Likewise, traditions, such as marriage, don’t need to be “kept” if they’re important and sustainable on their own, like an interesting idea. The creative impulse is to make not keep or horde.
Stories are not insulated or cut off from the world. The core conflict is always right in step with what is.
In Beowulf, Hrothgar does not call the Geats for respite. Beowulf journeys, nonetheless.
I wonder if by “cushioned” she means reliable? Predictable? There is a discernable pattern to college life, which is very reassuring to those who have not yet become aware of their own independent power as thinkers. Maybe this is the quarter-life crisis? I’ve never heard the term before, but if it describes the point when you are free of the college life and now need to craft your own, I can see how this might seem like a crisis to some. If they have been the students of savvy professors, however, who did teach them to think and not just process and answer, they should do alright. The best part of the adventure is the surprise of it all, I think. I’d be terribly bored if I always knew what was coming down the pike.
First of all, my apologies for being rude and not joining in for feedback. I hadn’t even noticed this post until tonight. (You should have pinged me).
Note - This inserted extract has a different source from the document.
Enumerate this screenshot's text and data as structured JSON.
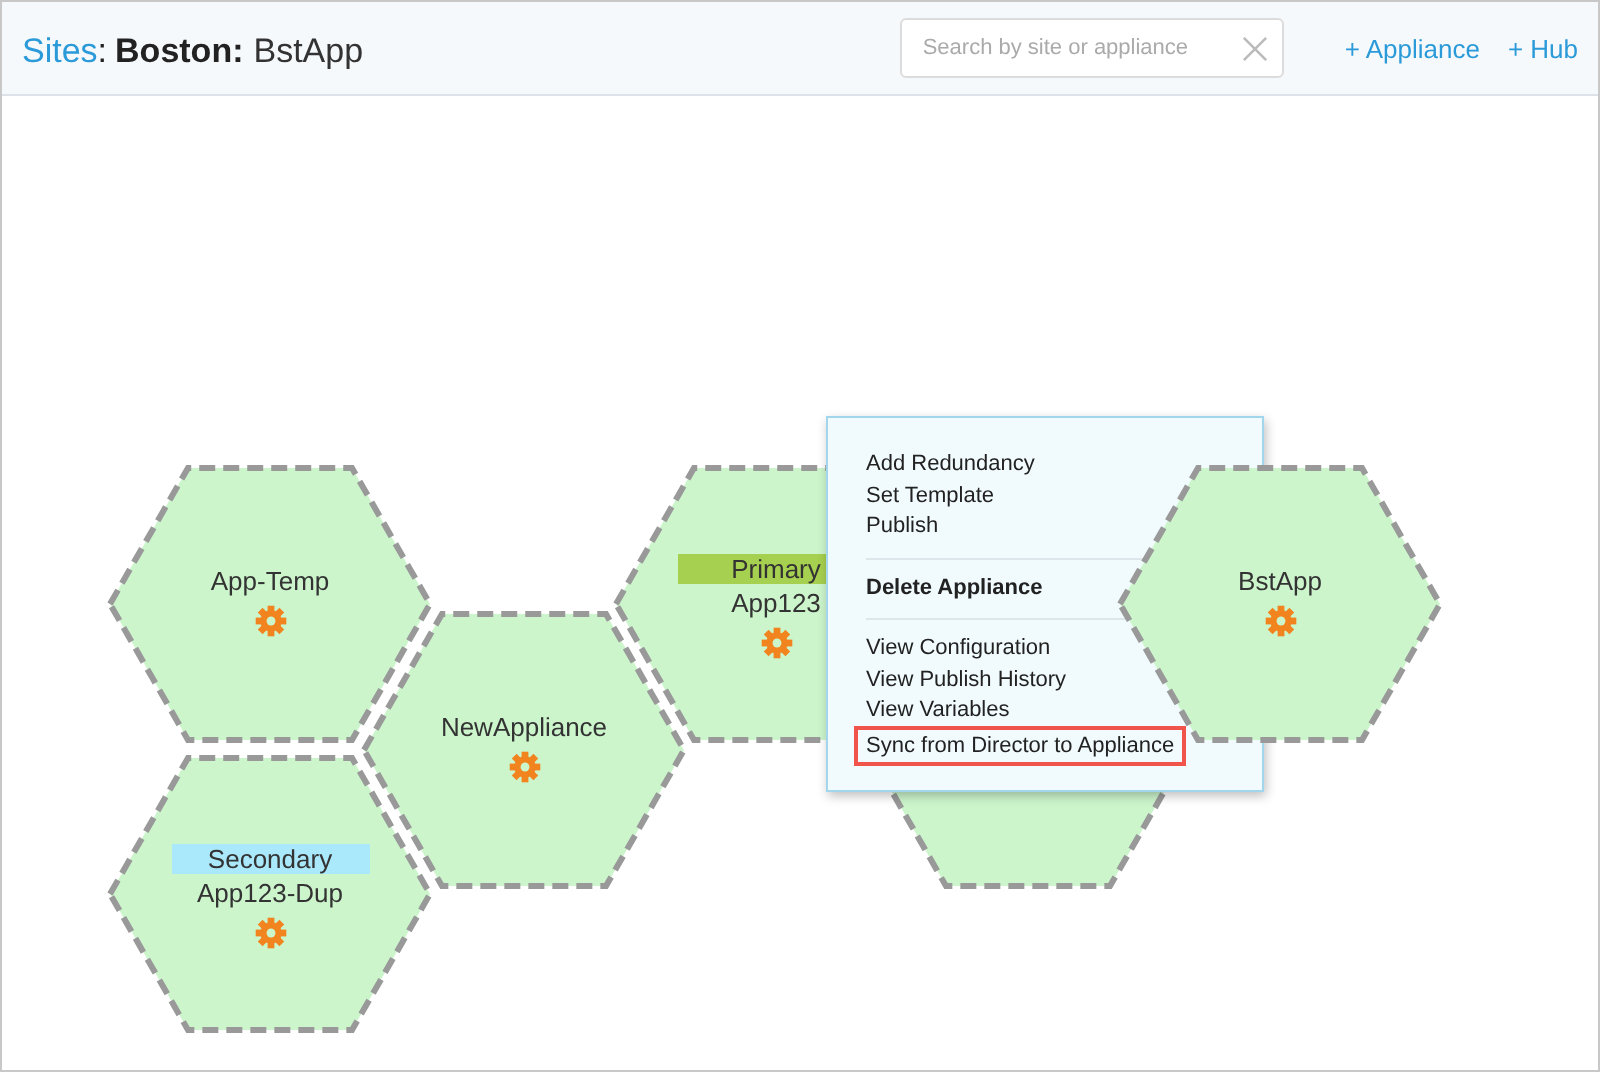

Secondly, I’m glad you take issue with this, mainly because it’s been a while since we’ve had an actual conversation. By cushioned I mean a universe where traditional, full time, straight-out-of-high-school students can disappear into for four years without much of a clue of what to expect once they graduate. Of course I don’t mean to generalize across the board, but with two years spent away at a four year university, I found a great lack in the means available to educators to fully prepare students for life in the aftermath of graduation.
Yes, students should be taught how to think for themselves – it’s shocking to see the sheer number of people I come across every day who couldn’t think on their own two feet to save their lives. It’s not always about the career or the job, but try telling that to the 28 year old mother of two children struggling to make ends meet, hoping for a better life in five years by signing up for ADP classes. And the resources for such students are plentiful, but seldom communicated, due to lack of resources in the system. Again, not a generalization, but an observance gleaned from reading, talking and working at a student resource center on both campuses.
I’m all for academia. I’m even preparing myself to someday establish a strong foothold in higher ed. But sometimes higher ed can be very far removed from reality.
As far as the quarter-life crisis is concerned, I’d strongly urge you to research it just a bit more. It’s become quite the talk of the town in recent years, and students are not as aware of it yet, so maybe as educators, we can guide them from our vantage points.
Maybe I could even fold in a segment on the quarter life crisis into my class. Hmmm…..
Thanks for opening up this issue. Waiting to hear what you have to say.